A-list Artisans Light Up Luxury Buildings With Fine Fixtures.
The future looks bright for makers of large, fancy fixtures in Manhattan, as finely-crafted lighting has become the latest amenity throughout the halls and walls of new residential skyscrapers.
From hunks of nylon rope to confections of the most delicate Venetian glass, elaborate lobby lighting installations — often created by A-list designers — are the hot new amenity in the city’s hyper competitive luxury apartment market.
City living is a blast, no doubt, but in a metropolis of 8 million, having fun can sometimes be a grind. Want to grab a cocktail? Buy some vegetables? Get a blowout? Sounds great, but you better be ready to fight it out in line with the rest of the animals. Unless, of course, you live in a place where you can go out while staying in.
For a while now, Tribeca has reigned supreme as New York City’s priciest neighborhood, with artists’ lofts-turned-condos and celeb-approved buildings boosting the once-industrial area’s cachet. And with a spate of high-end new developments in the works, that’s unlikely to change anytime soon.
A penthouse in a new Manhattan tower with a Turkish bath and a residents-only blowout bar is hitting the market for $40 million.
The penthouse, at 111 Murray St. in the Tribeca neighborhood, spans approximately 7,488 square feet with a 1,500-square-foot great room with walls of glass and a marble fireplace. It has ceilings over 12 feet high, panoramic views of downtown Manhattan and a master suite with two master bathrooms and a private outdoor terrace.

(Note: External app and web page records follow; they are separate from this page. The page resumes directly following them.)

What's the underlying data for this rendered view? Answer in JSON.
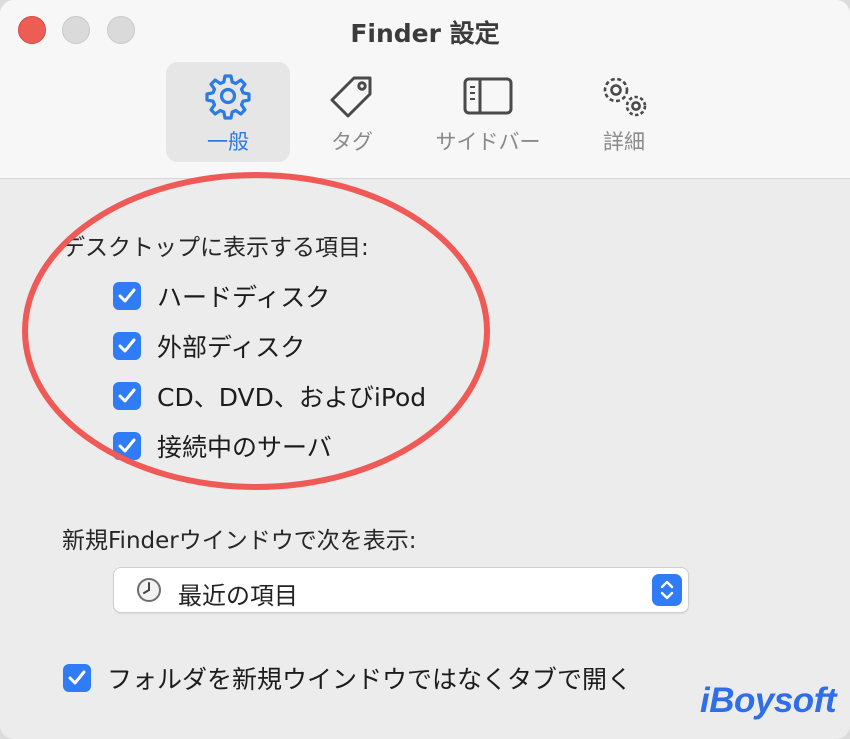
{
  "window": {
    "title": "Finder 設定"
  },
  "tabs": [
    {
      "label": "一般",
      "icon": "gear-icon",
      "active": true
    },
    {
      "label": "タグ",
      "icon": "tag-icon",
      "active": false
    },
    {
      "label": "サイドバー",
      "icon": "sidebar-icon",
      "active": false
    },
    {
      "label": "詳細",
      "icon": "gears-icon",
      "active": false
    }
  ],
  "desktop_section": {
    "label": "デスクトップに表示する項目:",
    "items": [
      {
        "label": "ハードディスク",
        "checked": true
      },
      {
        "label": "外部ディスク",
        "checked": true
      },
      {
        "label": "CD、DVD、およびiPod",
        "checked": true
      },
      {
        "label": "接続中のサーバ",
        "checked": true
      }
    ]
  },
  "new_window": {
    "label": "新規Finderウインドウで次を表示:",
    "value": "最近の項目",
    "icon": "clock-icon"
  },
  "tabs_option": {
    "label": "フォルダを新規ウインドウではなくタブで開く",
    "checked": true
  },
  "watermark": "iBoysoft",
  "colors": {
    "accent": "#2f7cf6",
    "highlight": "#ef5a57",
    "close": "#ee5d54"
  }
}
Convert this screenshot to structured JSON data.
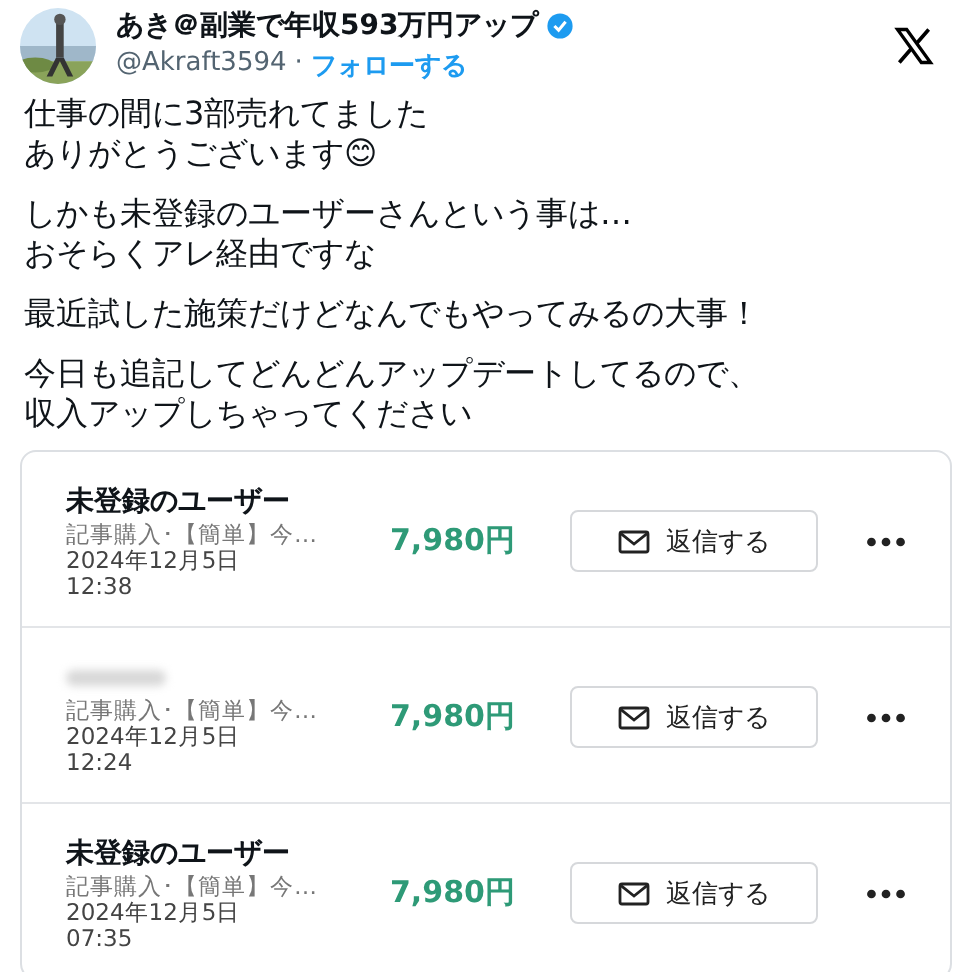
{
  "author": {
    "name": "あき＠副業で年収593万円アップ",
    "handle": "@Akraft3594",
    "separator": "·",
    "follow": "フォローする"
  },
  "paragraphs": [
    [
      "仕事の間に3部売れてました",
      "ありがとうございます😊"
    ],
    [
      "しかも未登録のユーザーさんという事は…",
      "おそらくアレ経由ですな"
    ],
    [
      "最近試した施策だけどなんでもやってみるの大事！"
    ],
    [
      "今日も追記してどんどんアップデートしてるので、",
      "収入アップしちゃってください"
    ]
  ],
  "sales": [
    {
      "name": "未登録のユーザー",
      "item": "記事購入･【簡単】今…",
      "date": "2024年12月5日",
      "time": "12:38",
      "price": "7,980円",
      "reply": "返信する"
    },
    {
      "item": "記事購入･【簡単】今…",
      "date": "2024年12月5日",
      "time": "12:24",
      "price": "7,980円",
      "reply": "返信する"
    },
    {
      "name": "未登録のユーザー",
      "item": "記事購入･【簡単】今…",
      "date": "2024年12月5日",
      "time": "07:35",
      "price": "7,980円",
      "reply": "返信する"
    }
  ]
}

After graduating from Pratt Institute in the early 1980s, interior designer and architect David Mann worked for several small architectural firms doing small-scale retail and residential design. In 1985, he began working for Fox & Fowle Architects, where he stayed for 10 years working on large-scale commercial architectural interiors around the globe. In 1995, after a small freelance project with Takashimaya grew into larger projects, he founded MR Architecture + Décor.
If there’s one thing New York City is famous for, it’s the dramatic, dynamic skyline filled with towering spheres of every shape and size. The city’s newest crop of high rises doesn’t disappoint, including a few standouts in Tribeca and NoMad we’ve profiles here. Bold name designers and architects fro around the world are transforming the look of the city with their progressive buildings.
Facade installation is wrapping up at 111 Murray Street, the 64-story residential tower from developers Fisher Brothers, Witkoff, and New Valley. Designed by Kohn Pedersen Fox, the 792-foot-tall tower features a curved form that flares outward as it rises.
The Empire State Building, the Art Deco Chrysler Building, the super-tall One World Trade Center. New York City is home to some of the world’s most iconic skyscrapers.
But the buildings entering its famous skyline today are doing something unusual. They’re getting skinnier.
Kohn Pedersen Fox’s 111 Murray Street, the 58-story, 800-foot residential glass tower in the heart of Tribeca, is now fully enclosed. The striking structure, which began construction in August 2016, features a glassy façade, that effortlessly wraps around 111 Murray’s 64 floors, eventually meeting in a way that strongly defines 111 Murray’s rounded top, ultimately culminating in a graceful, distinctive crown.